Cognizant of the powerful forces shaping public discourse, the Thomson Reuters Institute is pleased to produce a spotlight webinar series on social justice, activism, and corporate responsibility in modern society. Our aim is to bring together key influencers and power brokers from the academic, practitioner, and regulatory quarters for a series of cordial and earnest dialogues around social upheaval and transformation.
In a July 7 open letter in Harper’s Magazine, over 150 public intellectuals attested that American cultural institutions were facing “a moment of trial” in the court of public opinion. Despite acknowledging a much needed “reckoning” of social justice and police reform, each individual decried a “new set of moral attitudes and political commitments” poised to “weaken…open debate and toleration of differences in favor of ideological conformity.” Free speech, it appears, no matter how problematic or incendiary, is being “constricted” by a rising tide of intolerance and retribution toward any and all contrarian perspectives. America, the authors argued—indeed the “lifeblood of liberal society”—is wholly dependent upon the permissibility of “good-faith disagreement without dire professional consequences” that has long defined our national identity. This conversation explores the important and increasingly virulent rise of so-called “cancel culture” in public discourse. In an era where pejorative terms like “Karen,” “Becky,” “ Chad,” or “Trixie” continue to gather steam, are cries about the erosion of first amendment rights now a legitimate cause for concern?
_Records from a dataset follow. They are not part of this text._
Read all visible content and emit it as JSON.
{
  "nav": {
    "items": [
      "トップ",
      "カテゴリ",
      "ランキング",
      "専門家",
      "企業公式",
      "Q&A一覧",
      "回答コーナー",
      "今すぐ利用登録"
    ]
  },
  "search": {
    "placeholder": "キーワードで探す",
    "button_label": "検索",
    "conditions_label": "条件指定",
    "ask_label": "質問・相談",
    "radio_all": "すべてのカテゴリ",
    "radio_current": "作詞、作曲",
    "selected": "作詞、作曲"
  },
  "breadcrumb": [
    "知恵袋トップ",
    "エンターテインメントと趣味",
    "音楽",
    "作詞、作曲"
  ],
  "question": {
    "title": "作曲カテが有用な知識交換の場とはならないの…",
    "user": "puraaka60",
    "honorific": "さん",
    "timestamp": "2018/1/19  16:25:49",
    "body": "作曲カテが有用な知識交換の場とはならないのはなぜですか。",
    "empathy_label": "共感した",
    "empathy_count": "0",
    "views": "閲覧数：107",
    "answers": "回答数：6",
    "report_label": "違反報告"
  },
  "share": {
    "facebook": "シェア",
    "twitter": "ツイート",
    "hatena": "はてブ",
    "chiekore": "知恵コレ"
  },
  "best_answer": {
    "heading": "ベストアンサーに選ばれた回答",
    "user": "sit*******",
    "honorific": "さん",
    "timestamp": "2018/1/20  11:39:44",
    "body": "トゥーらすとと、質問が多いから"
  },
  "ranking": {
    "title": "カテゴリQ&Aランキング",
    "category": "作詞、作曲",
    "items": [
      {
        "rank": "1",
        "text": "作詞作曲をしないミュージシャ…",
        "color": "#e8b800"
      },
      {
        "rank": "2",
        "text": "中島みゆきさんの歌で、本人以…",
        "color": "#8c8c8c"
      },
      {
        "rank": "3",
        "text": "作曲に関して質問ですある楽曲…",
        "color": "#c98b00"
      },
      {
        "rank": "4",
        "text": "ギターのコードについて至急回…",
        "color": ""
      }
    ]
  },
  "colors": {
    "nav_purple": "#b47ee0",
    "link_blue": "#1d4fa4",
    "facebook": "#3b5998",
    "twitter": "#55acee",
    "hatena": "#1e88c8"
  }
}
Jason Meyer, JD, President and Founder, LeadGood LLC
Apryl Alexander, PsyD, Associate Professor, Graduate School of Professional Psychology, University of Denver
Krista Baughman, JD, Partner, Dhillon Law Group
Joshua Dunn, PhD, Director, Center for the Study of Government and the Individual, University of Colorado
Jonathan Zimmerman, PhD, Professor of History of Education, University of Pennsylvania
On-Demand Recording Coming Soon | $24.99 USD
On-demand access expires 365 days from date of purchase.
Please consider accessing our webinars in this series: